Overall, First Hope Bank, A National Banking Association held equity amounting to 8.17 percent of its assets, which was lower than the national average of 12.03 percent.

Asset Quality Score

Bankrate uses this test to determine the effect of troubled assets, such as past-due loans, on the bank's loan loss reserves and overall capitalization.

A bank with lots of these kinds of assets may eventually be forced to use capital to absorb losses, reducing its buffer of equity. Many of those assets are also likely to be in non-accrual status and no longer earning money, resulting in diminished earnings and potentially more risk of a future failure.

First Hope Bank, A National Banking Association scored 36 out of a possible 40 points on Bankrate's asset quality test, below the national average of 37.49.

A widely used indicator of asset quality is the percentage of problem assets a bank holds compared to its total assets. As of December 31, 2017, 1.29 percent of First Hope Bank, A National Banking Association's loans were noncurrent -- in other words, they were more than 90 days past due or were in non-accrual status.

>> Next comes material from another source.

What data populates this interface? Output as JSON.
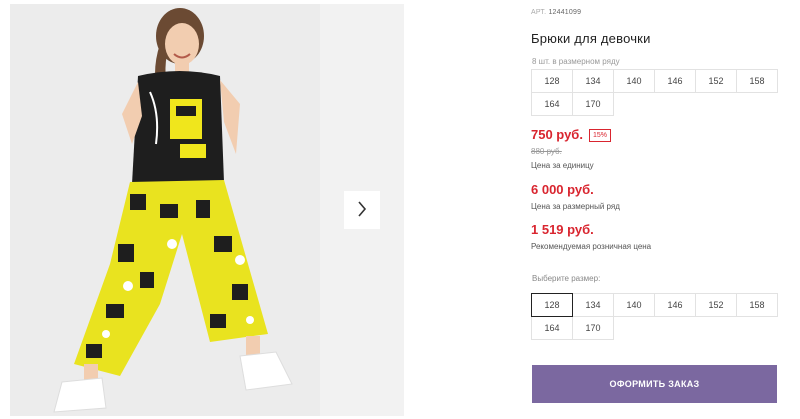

That's above the national average of 1.01 percent.

Banks keep a reserve known as an "allowance for loan and lease losses" to deal with troubled assets . Comparing the size of that reserve to the total amount of at-risk loans can be a useful indicator when evaluating a bank's ability to manage troubled assets. Unfortunately, the FDIC did not provide information on First Hope Bank, A National Banking Association's loan loss allowance in its most recent filings.

Earnings score

A bank's ability to earn money has an effect on its long-term survivability. A bank can retain its earnings, boosting its capital cushion, or put them to work addressing problematic loans, potentially making the bank more resilient in times of trouble. Obviously, banks that are losing money have less ability to do those things.

First Hope Bank, A National Banking Association received below-average marks on Bankrate's earnings test, achieving a score of 8 out of a possible 30.

One key way to measure a bank's earnings is return on equity, or net income (profit, basically) divided by the total amount of equity. The most recent annualized quarterly return on equity for First Hope Bank, A National Banking Association was 3.43 percent, below the national average of 8.10 percent.

The bank earned net income of $1.5 million on total equity of $42.7 million for the twelve months ended December 31, 2017. The bank reported an annualized return on average assets, or ROA, of 0.29 percent, below the 1 percent deemed satisfactory in accordance with industry standards and below the average for U.S. banks of 1.00 percent.

WHAT IS SAFE & SOUND?

Bankrate.com's Safe & Sound Ratings provide a star rating system to evaluate the current financial status of financial institutions. The information gathered about banks, credit unions and thrifts is updated as set forth in the Terms of Use of Safe & Sound Ratings and Reports. The Safe & Sound Ratings information is grouped by categories of banks, thrifts and credit unions.

Scoring methodology

Bankrate.com evaluates the financial condition of institutions and assigns a one- to five-star rating for each with five stars representing the highest rating. Institutions with satisfactory performance will generally receive a rating of three or more stars. The majority of institutions fall into the three- to four-star range. An institution with an "NR" rating may be too new to rate or may have limited the publicly available information in their regulatory filings. The "NR" is not an indication of financial strength or weakness. The Safe & Sound rating is believed to be reliable, but the information is not guaranteed. In addition, events since the information was collected may have altered the institution's financial condition.